- Lorraine Arroyo
- BBC World, Port-au-Prince
Like an oasis in the middle of the desert, Frantz Francois’s garden is probably the greenest place in Cité Soleil, the poorest neighborhood in Haiti and where, at first glance, it’s hard to find a tree.
But Francois had a hard time attracting his neighbors to the vegetables they grow because the fertilizer he uses in his garden is made from human manure.
«At first, people said that they were not going to eat anything from this garden because it grows with fertilizer that comes from the toilet,» he says, sitting in the place where he now teaches dozens of children and young people how to make an urban garden every day.
Things managed to change when they got their first harvest. Some members of her community saw the carrots, peppers and calalou – an edible plant native to the Caribbean used to make soups – and spread the word. Little by little, the neighbors were approaching their garden and trying the vegetables.
«Now when they see how the plants grow, they realize that they are not contaminated and everyone in Cité Soileil would like to have a garden like this at home,» he says.
Francois is in charge of an urban garden that uses a voucher from the ecological toilets of SOIL, an organization whose objective is to improve hygiene conditions in Haiti.
When the organization was created in 2006, only 4% of the rural population had access to toilets, while in Port-au-Prince that figure was slightly lower, at 6%, according to Baudeler Magloire, SOIL’s co-founder.
fear of toilets
This caused many people to use the street as a public bathroom, which facilitated the spread of diseases.
The lack of access to hygienic services became a health crisis in 2010 when, after the devastating earthquake that left more than 250,000 dead and 1.5 million displaced, a cholera epidemic broke out.
That disease, which is transmitted mainly through contaminated water, has since claimed the lives of more than 9,000 people in Haiti.
When cholera hit, SOIL had already taken its ecological toilets to different parts of the country, but the disease was a setback for the organization.
Several studies suggest that cholera was probably introduced into Haiti through Nepalese UN peacekeepers.
The epidemic caused the toilets to be viewed with suspicion and many residents asked the NGO that came from their neighborhoods to take the toilets away.
«In Haiti, when they talk to people about bathrooms, they get scared,» laments Jimmy Louis, SOIL’s coordinator of Sanitation Services.
But the organization chose to face up to the criticism and make the population aware of the importance of hygiene.
Today, more than 7,000 Haitians have access to its ecological toilets.
«The Disease of the Poor»
One of them is Midi Idemon, a 30-year-old student from the Gerald Bataille neighborhood in Port-au-Prince, who does not hesitate to say that the ecological toilets have made life more dignified for his family.
«Before having these, there was a community latrine.
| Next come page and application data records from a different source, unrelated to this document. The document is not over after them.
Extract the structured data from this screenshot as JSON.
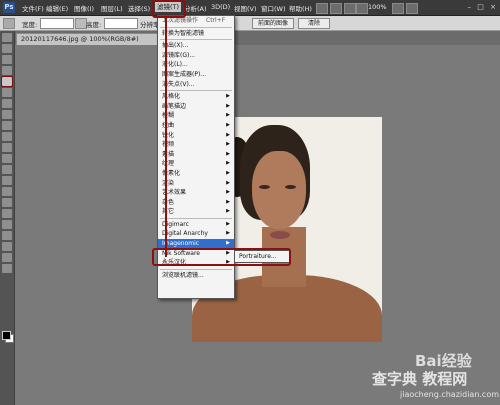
{
  "menubar": {
    "logo": "Ps",
    "items": [
      "文件(F)",
      "编辑(E)",
      "图像(I)",
      "图层(L)",
      "选择(S)",
      "滤镜(T)",
      "分析(A)",
      "3D(D)",
      "视图(V)",
      "窗口(W)",
      "帮助(H)"
    ],
    "zoom": "100%",
    "win_controls": [
      "–",
      "□",
      "×"
    ]
  },
  "optbar": {
    "width_label": "宽度:",
    "height_label": "高度:",
    "resolution_label": "分辨率:",
    "front_image_button": "前面的图像",
    "clear_button": "清除"
  },
  "document": {
    "tab_title": "20120117646.jpg @ 100%(RGB/8#)"
  },
  "filter_menu": {
    "last_filter": "上次滤镜操作",
    "last_filter_shortcut": "Ctrl+F",
    "group1": [
      "转换为智能滤镜"
    ],
    "group2": [
      "抽出(X)...",
      "滤镜库(G)...",
      "液化(L)...",
      "图案生成器(P)...",
      "消失点(V)..."
    ],
    "group3": [
      "风格化",
      "画笔描边",
      "模糊",
      "扭曲",
      "锐化",
      "视频",
      "素描",
      "纹理",
      "像素化",
      "渲染",
      "艺术效果",
      "杂色",
      "其它"
    ],
    "group4": [
      "Digimarc",
      "Digital Anarchy",
      "Imagenomic",
      "Nik Software",
      "永乐汉化"
    ],
    "group5": [
      "浏览联机滤镜..."
    ],
    "highlighted": "Imagenomic"
  },
  "submenu": {
    "item": "Portraiture..."
  },
  "watermark": {
    "baidu": "Bai经验",
    "site_cn": "查字典 教程网",
    "site_url": "jiaocheng.chazidian.com"
  },
  "colors": {
    "highlight_red": "#8b1010",
    "menu_highlight": "#2f6fcf",
    "workspace_gray": "#7a7a7a"
  }
}
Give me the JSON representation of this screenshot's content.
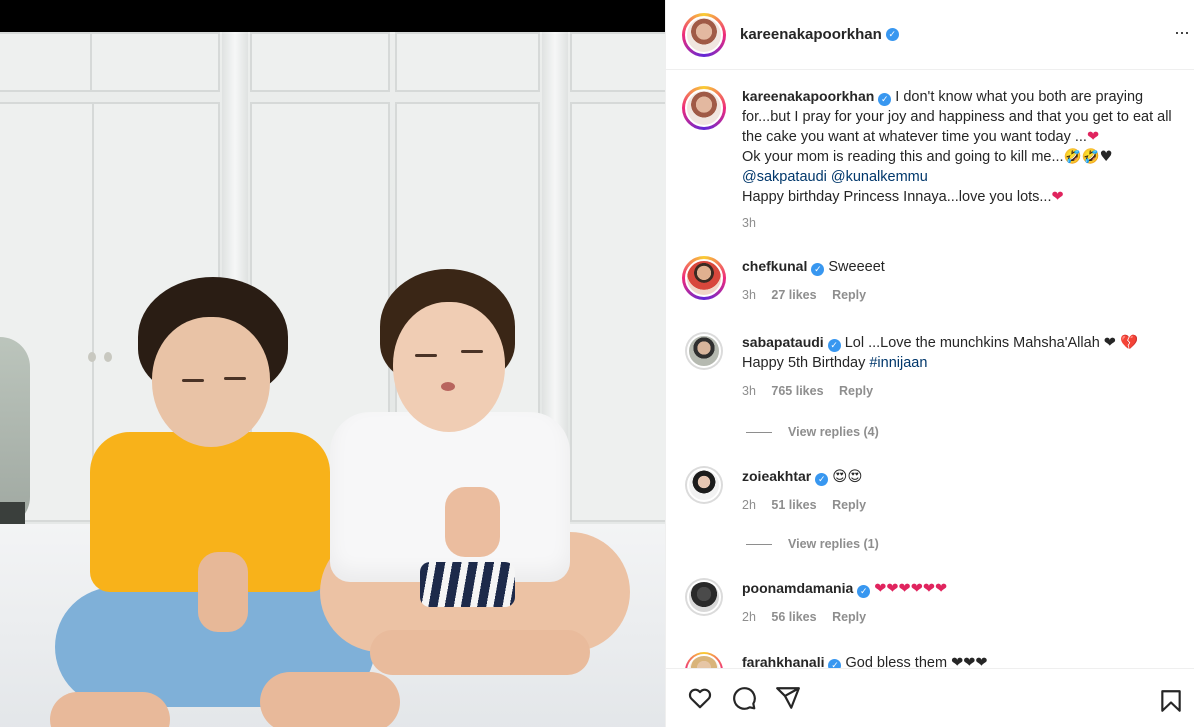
{
  "post": {
    "author": "kareenakapoorkhan",
    "caption_lines": [
      "I don't know what you both are praying for...but I pray for your joy and happiness and that you get to eat all the cake you want at whatever time you want today ...",
      "Ok your mom is reading this and going to kill me...",
      "@sakpataudi @kunalkemmu",
      "Happy birthday Princess Innaya...love you lots..."
    ],
    "caption_emojis": {
      "line1_end": "❤",
      "line2_end": "🤣🤣♥",
      "line4_end": "❤"
    },
    "time": "3h"
  },
  "comments": [
    {
      "user": "chefkunal",
      "text": "Sweeeet",
      "time": "3h",
      "likes": "27 likes",
      "reply": "Reply"
    },
    {
      "user": "sabapataudi",
      "text": "Lol ...Love the munchkins Mahsha'Allah ❤ 💔",
      "text2_prefix": "Happy 5th Birthday ",
      "hashtag": "#innijaan",
      "time": "3h",
      "likes": "765 likes",
      "reply": "Reply",
      "view_replies": "View replies (4)"
    },
    {
      "user": "zoieakhtar",
      "text": "😍😍",
      "time": "2h",
      "likes": "51 likes",
      "reply": "Reply",
      "view_replies": "View replies (1)"
    },
    {
      "user": "poonamdamania",
      "text": "❤❤❤❤❤❤",
      "time": "2h",
      "likes": "56 likes",
      "reply": "Reply"
    },
    {
      "user": "farahkhanali",
      "text": "God bless them ❤❤❤"
    }
  ],
  "icons": {
    "verified": "verified-badge",
    "like": "heart-icon",
    "comment": "comment-icon",
    "share": "share-icon",
    "save": "bookmark-icon"
  },
  "colors": {
    "accent": "#3897f0",
    "heart": "#e0245e",
    "mention": "#00376b"
  }
}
It was not good because there were people who did not clean, it smelled bad and there was a greater risk of contracting infections,» explains the young man who every week is in charge of going through the dirt streets of his bathroom neighborhood to check that all the ecological toilets work.
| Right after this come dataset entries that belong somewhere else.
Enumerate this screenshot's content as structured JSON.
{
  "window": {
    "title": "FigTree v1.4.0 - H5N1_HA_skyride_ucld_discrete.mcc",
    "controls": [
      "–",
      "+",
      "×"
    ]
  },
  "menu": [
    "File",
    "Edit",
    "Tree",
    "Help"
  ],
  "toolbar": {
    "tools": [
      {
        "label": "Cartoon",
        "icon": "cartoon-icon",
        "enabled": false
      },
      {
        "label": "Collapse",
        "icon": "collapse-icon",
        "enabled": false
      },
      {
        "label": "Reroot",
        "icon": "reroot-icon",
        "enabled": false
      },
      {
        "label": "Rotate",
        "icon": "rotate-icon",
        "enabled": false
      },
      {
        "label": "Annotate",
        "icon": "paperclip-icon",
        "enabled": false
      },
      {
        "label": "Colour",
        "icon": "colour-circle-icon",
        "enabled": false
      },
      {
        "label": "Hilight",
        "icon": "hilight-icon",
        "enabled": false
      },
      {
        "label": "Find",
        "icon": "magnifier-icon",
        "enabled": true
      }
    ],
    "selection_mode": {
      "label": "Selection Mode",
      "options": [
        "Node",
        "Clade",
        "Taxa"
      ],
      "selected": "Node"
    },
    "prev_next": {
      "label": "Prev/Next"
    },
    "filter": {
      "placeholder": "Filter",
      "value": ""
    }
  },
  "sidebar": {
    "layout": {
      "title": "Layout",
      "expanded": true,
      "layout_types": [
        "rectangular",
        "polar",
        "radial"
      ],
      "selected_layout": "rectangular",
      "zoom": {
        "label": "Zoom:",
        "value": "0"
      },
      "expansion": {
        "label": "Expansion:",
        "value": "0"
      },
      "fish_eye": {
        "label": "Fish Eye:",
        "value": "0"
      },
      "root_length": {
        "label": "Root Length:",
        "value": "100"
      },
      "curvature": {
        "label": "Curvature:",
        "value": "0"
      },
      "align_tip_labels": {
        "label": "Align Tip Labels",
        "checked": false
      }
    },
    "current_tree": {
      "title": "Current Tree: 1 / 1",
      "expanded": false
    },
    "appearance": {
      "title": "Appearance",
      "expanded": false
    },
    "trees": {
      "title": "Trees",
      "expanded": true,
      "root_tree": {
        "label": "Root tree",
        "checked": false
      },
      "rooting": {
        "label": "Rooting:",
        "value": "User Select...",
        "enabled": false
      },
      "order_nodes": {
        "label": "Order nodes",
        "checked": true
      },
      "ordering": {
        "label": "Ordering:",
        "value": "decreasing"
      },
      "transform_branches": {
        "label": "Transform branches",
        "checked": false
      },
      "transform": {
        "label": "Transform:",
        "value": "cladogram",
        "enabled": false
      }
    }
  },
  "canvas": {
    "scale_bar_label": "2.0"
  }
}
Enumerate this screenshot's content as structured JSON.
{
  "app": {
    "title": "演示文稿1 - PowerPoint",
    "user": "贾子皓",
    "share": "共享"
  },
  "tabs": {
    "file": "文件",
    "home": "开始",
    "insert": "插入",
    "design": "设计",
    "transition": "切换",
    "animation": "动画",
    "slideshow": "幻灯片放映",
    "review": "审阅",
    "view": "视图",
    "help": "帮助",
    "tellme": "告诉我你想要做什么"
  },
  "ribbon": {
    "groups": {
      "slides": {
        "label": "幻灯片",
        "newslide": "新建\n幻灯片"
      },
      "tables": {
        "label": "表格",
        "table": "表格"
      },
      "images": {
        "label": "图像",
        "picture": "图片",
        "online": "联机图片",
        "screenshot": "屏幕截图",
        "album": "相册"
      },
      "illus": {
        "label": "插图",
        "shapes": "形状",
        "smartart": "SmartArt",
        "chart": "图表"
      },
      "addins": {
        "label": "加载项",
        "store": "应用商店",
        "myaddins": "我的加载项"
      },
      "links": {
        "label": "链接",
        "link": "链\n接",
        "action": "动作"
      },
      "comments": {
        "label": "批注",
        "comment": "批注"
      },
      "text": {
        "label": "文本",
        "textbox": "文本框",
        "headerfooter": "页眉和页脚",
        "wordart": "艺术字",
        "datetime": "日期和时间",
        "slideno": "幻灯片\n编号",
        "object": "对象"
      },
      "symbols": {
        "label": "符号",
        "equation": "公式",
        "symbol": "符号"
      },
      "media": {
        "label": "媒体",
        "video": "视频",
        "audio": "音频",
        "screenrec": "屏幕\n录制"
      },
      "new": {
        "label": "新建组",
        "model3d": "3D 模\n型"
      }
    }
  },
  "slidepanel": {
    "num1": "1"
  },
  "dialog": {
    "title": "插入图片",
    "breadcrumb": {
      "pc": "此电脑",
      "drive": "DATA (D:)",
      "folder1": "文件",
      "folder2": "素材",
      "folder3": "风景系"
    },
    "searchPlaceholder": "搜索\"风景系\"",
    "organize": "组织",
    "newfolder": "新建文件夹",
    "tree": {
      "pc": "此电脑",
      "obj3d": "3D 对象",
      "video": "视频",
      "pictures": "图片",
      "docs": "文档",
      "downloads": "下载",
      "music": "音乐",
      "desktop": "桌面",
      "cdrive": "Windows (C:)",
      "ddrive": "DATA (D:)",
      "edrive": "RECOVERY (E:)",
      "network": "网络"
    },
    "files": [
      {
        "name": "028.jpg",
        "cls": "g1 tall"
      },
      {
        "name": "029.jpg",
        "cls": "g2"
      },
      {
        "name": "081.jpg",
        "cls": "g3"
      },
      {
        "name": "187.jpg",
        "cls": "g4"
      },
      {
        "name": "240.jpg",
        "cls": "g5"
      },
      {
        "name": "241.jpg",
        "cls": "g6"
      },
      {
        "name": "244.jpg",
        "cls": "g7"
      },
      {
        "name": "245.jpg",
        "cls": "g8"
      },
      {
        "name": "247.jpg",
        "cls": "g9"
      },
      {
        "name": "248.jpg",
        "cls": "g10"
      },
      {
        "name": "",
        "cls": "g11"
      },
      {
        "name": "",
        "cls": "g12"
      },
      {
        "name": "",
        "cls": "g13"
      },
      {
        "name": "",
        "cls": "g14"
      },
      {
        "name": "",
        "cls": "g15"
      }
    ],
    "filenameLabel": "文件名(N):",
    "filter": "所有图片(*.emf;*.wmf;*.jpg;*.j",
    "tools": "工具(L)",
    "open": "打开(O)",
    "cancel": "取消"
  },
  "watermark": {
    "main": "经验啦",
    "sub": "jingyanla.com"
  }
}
«With this project, we have a better life because at night, you can get up, open the door and go to the bathroom, and you can also clean your own bathroom.»
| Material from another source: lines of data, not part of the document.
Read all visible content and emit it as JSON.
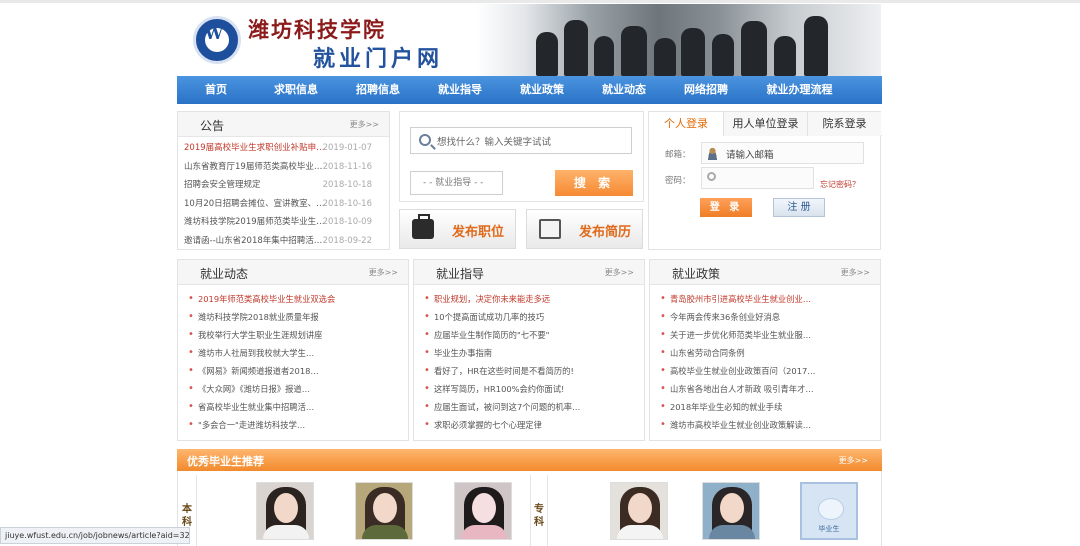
{
  "header": {
    "school_name": "潍坊科技学院",
    "portal_name": "就业门户网"
  },
  "nav": [
    "首页",
    "求职信息",
    "招聘信息",
    "就业指导",
    "就业政策",
    "就业动态",
    "网络招聘",
    "就业办理流程"
  ],
  "announcements": {
    "title": "公告",
    "more": "更多>>",
    "items": [
      {
        "title": "2019届高校毕业生求职创业补贴申…",
        "date": "2019-01-07"
      },
      {
        "title": "山东省教育厅19届师范类高校毕业…",
        "date": "2018-11-16"
      },
      {
        "title": "招聘会安全管理规定",
        "date": "2018-10-18"
      },
      {
        "title": "10月20日招聘会摊位、宣讲教室、…",
        "date": "2018-10-16"
      },
      {
        "title": "潍坊科技学院2019届师范类毕业生…",
        "date": "2018-10-09"
      },
      {
        "title": "邀请函--山东省2018年集中招聘活…",
        "date": "2018-09-22"
      }
    ]
  },
  "search": {
    "placeholder": "想找什么？输入关键字试试",
    "category": "- - 就业指导 - -",
    "button": "搜 索",
    "publish_job": "发布职位",
    "publish_resume": "发布简历"
  },
  "login": {
    "tabs": [
      "个人登录",
      "用人单位登录",
      "院系登录"
    ],
    "email_label": "邮箱：",
    "email_placeholder": "请输入邮箱",
    "password_label": "密码：",
    "forgot": "忘记密码？",
    "login_button": "登 录",
    "register_button": "注 册"
  },
  "news": {
    "title": "就业动态",
    "more": "更多>>",
    "items": [
      "2019年师范类高校毕业生就业双选会",
      "潍坊科技学院2018就业质量年报",
      "我校举行大学生职业生涯规划讲座",
      "潍坊市人社局到我校就大学生…",
      "《网易》新闻频道报道者2018…",
      "《大众网》《潍坊日报》报道…",
      "省高校毕业生就业集中招聘活…",
      "\"多会合一\"走进潍坊科技学…"
    ]
  },
  "guidance": {
    "title": "就业指导",
    "more": "更多>>",
    "items": [
      "职业规划，决定你未来能走多远",
      "10个提高面试成功几率的技巧",
      "应届毕业生制作简历的\"七不要\"",
      "毕业生办事指南",
      "看好了，HR在这些时间是不看简历的!",
      "这样写简历，HR100%会约你面试!",
      "应届生面试，被问到这7个问题的机率…",
      "求职必须掌握的七个心理定律"
    ]
  },
  "policy": {
    "title": "就业政策",
    "more": "更多>>",
    "items": [
      "青岛胶州市引进高校毕业生就业创业…",
      "今年两会传来36条创业好消息",
      "关于进一步优化师范类毕业生就业服…",
      "山东省劳动合同条例",
      "高校毕业生就业创业政策百问（2017…",
      "山东省各地出台人才新政 吸引青年才…",
      "2018年毕业生必知的就业手续",
      "潍坊市高校毕业生就业创业政策解读…"
    ]
  },
  "graduates": {
    "title": "优秀毕业生推荐",
    "more": "更多>>",
    "undergrad_label": "本科",
    "college_label": "专科",
    "placeholder_text": "毕业生"
  },
  "status_url": "jiuye.wfust.edu.cn/job/jobnews/article?aid=324",
  "colors": {
    "nav_blue": "#2a72c6",
    "accent_orange": "#f28a2c",
    "link_red": "#c0392b"
  }
}
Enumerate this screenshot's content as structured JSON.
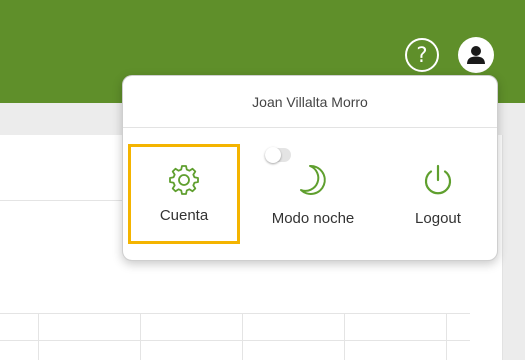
{
  "header": {
    "help_label": "?",
    "accent_color": "#5f8f2a"
  },
  "user_menu": {
    "user_name": "Joan Villalta Morro",
    "items": [
      {
        "label": "Cuenta",
        "icon": "gear-icon",
        "highlighted": true
      },
      {
        "label": "Modo noche",
        "icon": "moon-icon",
        "toggle_on": false
      },
      {
        "label": "Logout",
        "icon": "power-icon"
      }
    ],
    "highlight_color": "#f4b400",
    "icon_color": "#5f9f2e"
  }
}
For Paul Christian Namphy, coordinator of the National Directorate of Drinking Water and Sanitation (Dinepa), providing the population with ecological forms of sanitation is an important aspect to prevent cholera and a very promising initiative for the future of Haiti.
«Cholera is the disease of the poor, of the marginalized, the disease of those who for centuries have not had access to the minimum that is needed to have a dignified existence,» he says.
«We have to make sure that people have access to safe drinking water and basic sanitation, and are aware of hygiene practices to break the chain of transmission.»
Precisely to put an end to diseases such as cholera, SOIL collects excrement from the communities and homes of its users four times a month and takes it to a composting plant where possible bacteria die.
In order for it to become suitable fertilizer for agricultural use, the compost it must remain between 8 and 12 months in heaps at high temperatures (above 54 degrees Celsius) where even the most dangerous bacteria cannot survive.
«It’s like a circle: eat, go to the bathroom and then give it back to nature. The main idea is to recycle resources,» says Louis, SOIL’s Sanitation Coordinator.
This organic fertilizer, which is already being sold to some local farmers, is also used in SOIL’s seed gardens where they produce products as varied as corn, spinach, potatoes, peppers or rice and are testing how it works with other products such as zucchini. or beans.
In a country where, according to the World Food Program, close to a third of the population suffers from food insecurity and 600,000 people need external food assistance to survive, initiatives like this can help combat a huge problem.
And that is what Frantz Francois tries to do from his community garden in Cité Soleil, where he teaches children and young people to create their own garden with old car tires and organic fertilizer.
«Almost all the residents of Cité Soleil come from the countryside, so instead of going to the streets to sell water or other things, they learn to have a garden at home.»